Armenia's leadership wants to stave off punitive action by the Council of Europe's Parliamentary Assembly (PACE) over the conduct of presidential and parliamentary elections earlier this year. President Robert Kocharian's administration appears poised to take quick action to formally abolish the death penalty in Armenia in the hope that it will mollify PACE.
International observers criticized both the presidential and parliamentary votes, saying both were marred by widespread electoral abuses. [For background see the Eurasia Insight archive]. Dissatisfaction over the government's handling of the polls prompted PACE to warn that it might not recognize the credentials of the assembly's four new Armenian members. Such a measure, though largely symbolic, would deal a serious blow to Armenia's international image.
Not surprisingly, Kocharian's administration is scrambling to address PACE concerns. It has promised to reform the country's electoral code and bring other legislation up to European standards. In particular, officials have focused on closing legal loopholes that allow for capital punishment in Armenia. Protocol No. 6 to the European Convention on Human Rights unconditionally bans the death penalty in peacetime. Contrary to Yerevan's Council of Europe membership obligations, however, Armenian authorities have so far declined to join the convention due to strong domestic opposition.
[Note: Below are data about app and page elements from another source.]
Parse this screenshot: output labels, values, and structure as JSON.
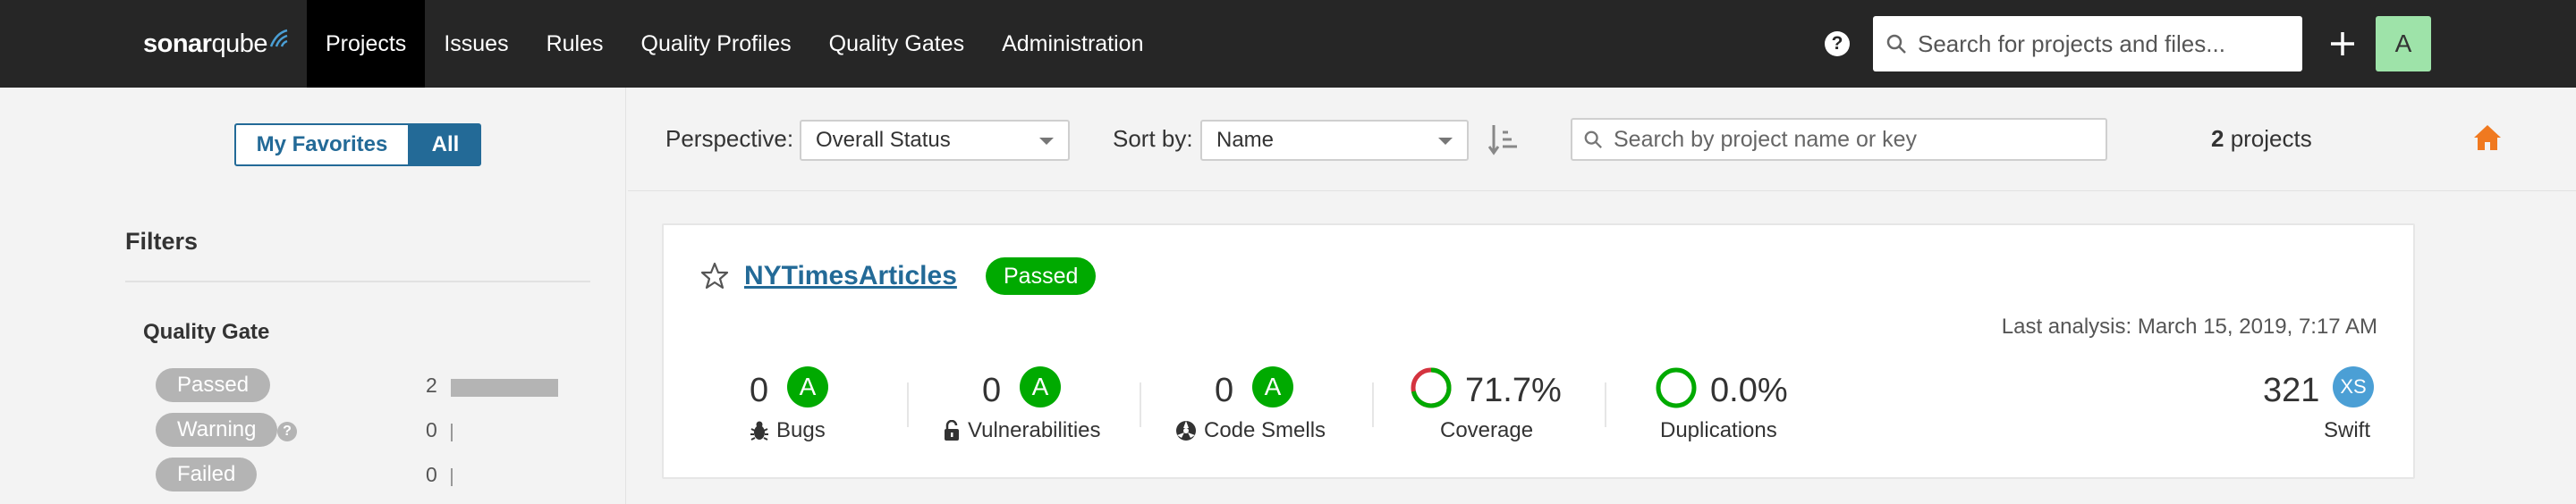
{
  "nav": {
    "logo_bold": "sonar",
    "logo_light": "qube",
    "links": [
      "Projects",
      "Issues",
      "Rules",
      "Quality Profiles",
      "Quality Gates",
      "Administration"
    ],
    "search_placeholder": "Search for projects and files...",
    "avatar_letter": "A"
  },
  "sidebar": {
    "toggle_my": "My Favorites",
    "toggle_all": "All",
    "filters_title": "Filters",
    "quality_gate_title": "Quality Gate",
    "quality_gate": [
      {
        "label": "Passed",
        "count": "2",
        "fraction": 1.0
      },
      {
        "label": "Warning",
        "count": "0",
        "fraction": 0
      },
      {
        "label": "Failed",
        "count": "0",
        "fraction": 0
      }
    ]
  },
  "toolbar": {
    "perspective_label": "Perspective:",
    "perspective_value": "Overall Status",
    "sort_label": "Sort by:",
    "sort_value": "Name",
    "search_placeholder": "Search by project name or key",
    "count_number": "2",
    "count_suffix": " projects"
  },
  "project": {
    "name": "NYTimesArticles",
    "status": "Passed",
    "last_analysis": "Last analysis: March 15, 2019, 7:17 AM",
    "bugs_value": "0",
    "bugs_rating": "A",
    "bugs_label": "Bugs",
    "vuln_value": "0",
    "vuln_rating": "A",
    "vuln_label": "Vulnerabilities",
    "smells_value": "0",
    "smells_rating": "A",
    "smells_label": "Code Smells",
    "coverage_value": "71.7%",
    "coverage_label": "Coverage",
    "coverage_fraction": 0.717,
    "dup_value": "0.0%",
    "dup_label": "Duplications",
    "loc_value": "321",
    "size_rating": "XS",
    "language": "Swift"
  },
  "colors": {
    "nav_bg": "#262626",
    "accent_blue": "#236a97",
    "passed_green": "#00aa00",
    "home_orange": "#f0791f",
    "coverage_red": "#d4333f"
  }
}
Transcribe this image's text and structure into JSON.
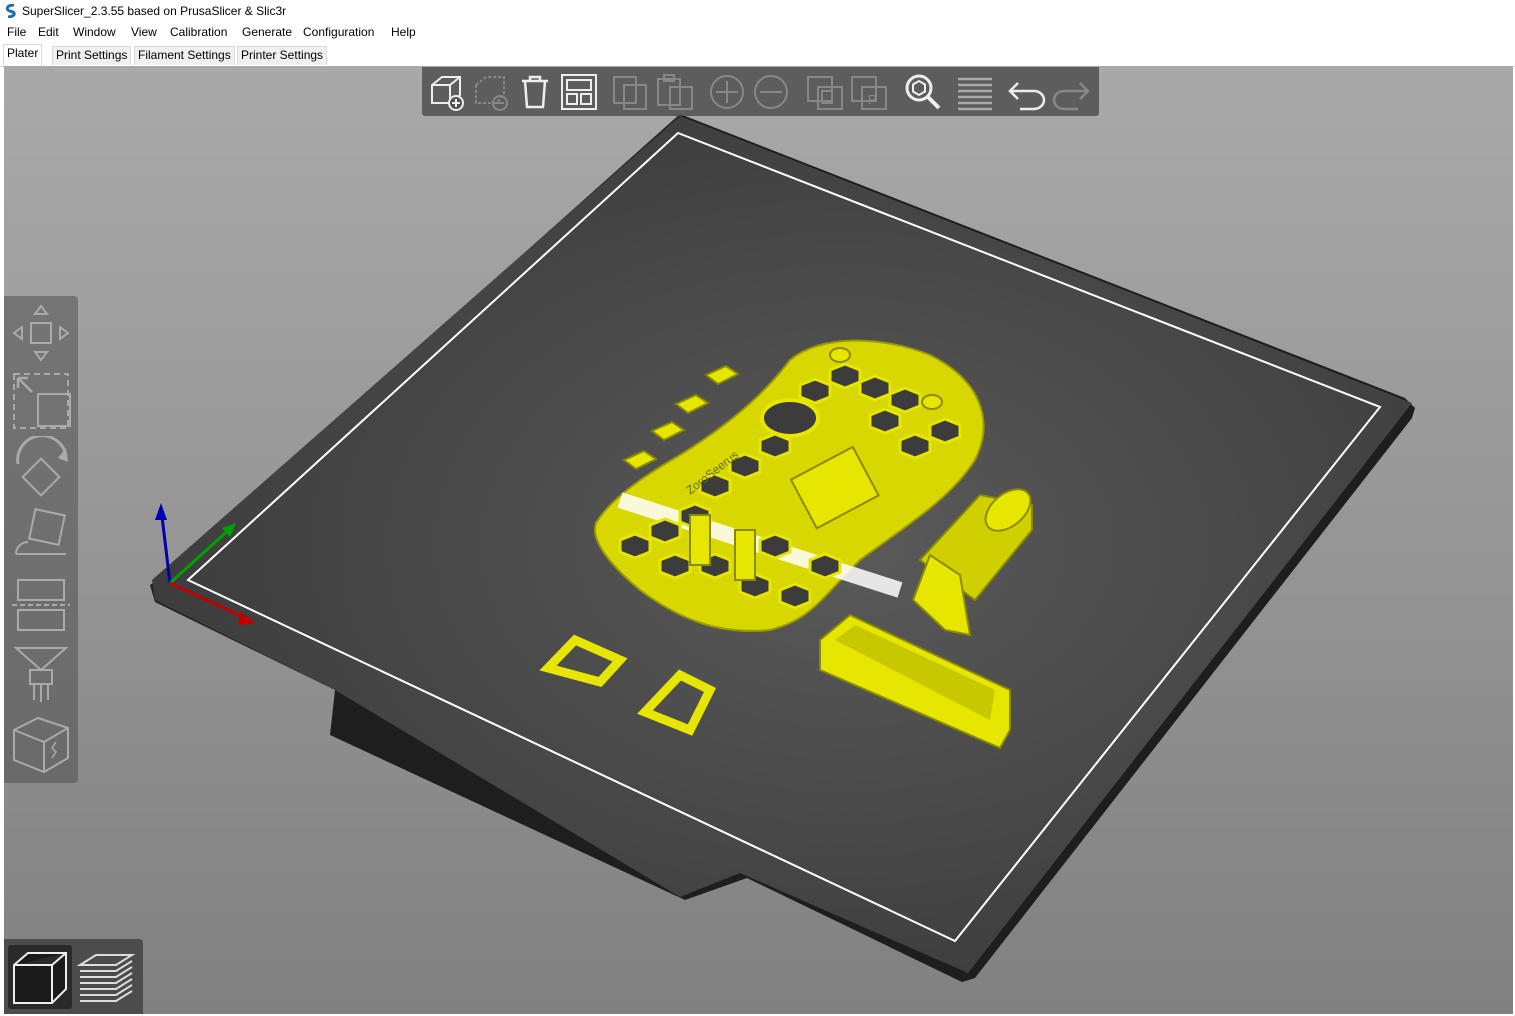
{
  "window": {
    "title": "SuperSlicer_2.3.55 based on PrusaSlicer & Slic3r"
  },
  "menu": [
    "File",
    "Edit",
    "Window",
    "View",
    "Calibration",
    "Generate",
    "Configuration",
    "Help"
  ],
  "tabs": [
    {
      "label": "Plater",
      "active": true
    },
    {
      "label": "Print Settings"
    },
    {
      "label": "Filament Settings"
    },
    {
      "label": "Printer Settings"
    }
  ],
  "colors": {
    "model": "#e6e600",
    "bed": "#3c3c3c",
    "bed_border": "#ffffff",
    "toolbar_bg": "#505050",
    "axis_x": "#c00000",
    "axis_y": "#00a000",
    "axis_z": "#0000b0"
  },
  "toolbar": {
    "top": [
      "add-icon",
      "delete-icon",
      "delete-all-icon",
      "arrange-icon",
      "copy-icon",
      "paste-icon",
      "add-instance-icon",
      "remove-instance-icon",
      "split-objects-icon",
      "split-parts-icon",
      "search-icon",
      "layers-editing-icon",
      "undo-icon",
      "redo-icon"
    ],
    "left": [
      "move-icon",
      "scale-icon",
      "rotate-icon",
      "place-on-face-icon",
      "cut-icon",
      "paint-supports-icon",
      "paint-seam-icon"
    ],
    "views": [
      "3d-view-icon",
      "preview-icon"
    ]
  },
  "model_label": "ZoroSeerus"
}
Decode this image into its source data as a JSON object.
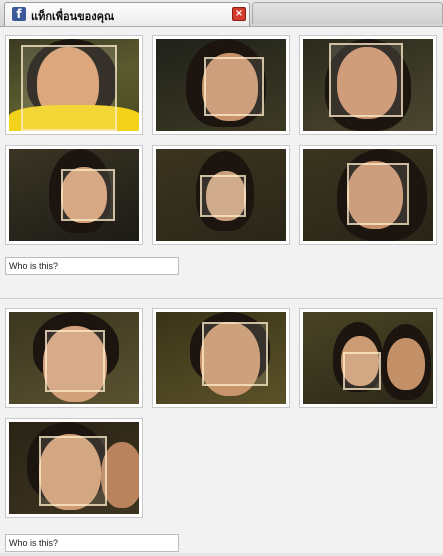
{
  "tab": {
    "title": "แท็กเพื่อนของคุณ",
    "icon": "facebook-icon",
    "close_label": "×"
  },
  "groups": [
    {
      "who_placeholder": "Who is this?"
    },
    {
      "who_placeholder": "Who is this?"
    }
  ],
  "colors": {
    "facebook": "#3b5998",
    "close": "#d33c2c"
  }
}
The new Armenian Criminal Code replaces the death penalty in most instances with life imprisonment. But last April, parliament added a special clause to the code that allows for death sentences in exceptional cases, such as those related to terrorism and the sexual abuse of minors. The clause, rejected as unacceptable by the Council of Europe, is primarily intended for application to the six suspects on trial for the notorious parliament assassinations in October 1999. [For additional information see the Eurasia Insight archive].
Armenia's current National Assembly, dominated by Kocharian supporters, is now expected to scrap the loophole and ratify Protocol No. 6 ahead of the PACE's autumn session, which is scheduled to begin in late September. "If we discuss and ratify the protocol in September, then I think there will be no serious developments in Strasbourg regarding the recognition of our delegation's credentials," parliament's influential deputy speaker, Tigran Torosian, told EurasiaNet on August 26.
Torosian's optimism is apparently based on conversations that he and other Armenian leaders have had with visiting PACE officials who are responsible for monitoring the country's fulfillment of Council of Europe obligations. The officials spoke out against any sanctions against Yerevan and gave an overall positive assessment of Yerevan's commitment to political reform.
That assessment caused dismay among opposition politicians, many of whom refuse to recognize the legitimacy of the Kocharian administration. The meeting between the PACE representatives and the most popular opposition leader, Stepan Demirchian, was tense, according to participants. Demirchian, who was Kocharian's main challenger in the presidential race, raged at the PACE rapporteurs for their perceived disproportionate emphasis on the death penalty issue.
"A regime that falsifies elections, tramples human rights, shuts down independent media and illegally arrests citizens must not be seen as espousing European values just because it has abolished the death penalty," Demirchian argued on August 26. "Those speaking of European values in Armenia most forcefully are the ones who committed crimes during the elections," he added in an apparent jab at Kocharian whose controversial reelection the opposition does not recognize.
Demirchian and other leaders of his Justice alliance, including former prime minister Aram Sarkisian, want capital punishment to remain on the books, and be applied to the perpetrators of the parliament massacre. Demirchian's father, Karen, and Sarkisian's brother, Vazgen, were among eight senior officials killed by the gunmen.
Armenia has observed an unofficial moratorium on executions since the fall of its last Communist government in 1990. It lacks both the necessary personnel and facilities for carrying out death sentences. A recent presidential decree commuting the 42 death verdicts handed down by courts since 1990 to life terms, along with the impending ratification of the Protocol No. 6, are thus viewed as largely symbolic moves.
Opposition leaders say things like free elections and freedom of expression are far more important to Armenia's democratization. It is not yet clear, however, what specific action they expect from the Council of Europe. "It is up to them to decide what to do," Demirchian said, ducking the question on whether he would welcome punitive action.
Meanwhile, parliament's pro-Kocharian majority is trying to showcase its stated commitment to political reform by planning to set up an ad hoc committee to promote Armenia's "integration into the European structures." According to Torosian, the body will oversee the drawing up of laws and legal amendments required by the Council of Europe, and will try to lay the groundwork for a possible Armenian bid to join the European Union. "For us, EU membership is a distant but obvious aim," he said.
Opposition leaders scoff at the ambitious idea. As one of them, veteran lawmaker Victor Dallakian, put it: "They had better think about their illegitimate president and parliament."
Emil Danielyan is a Yerevan-based journalist and political analyst.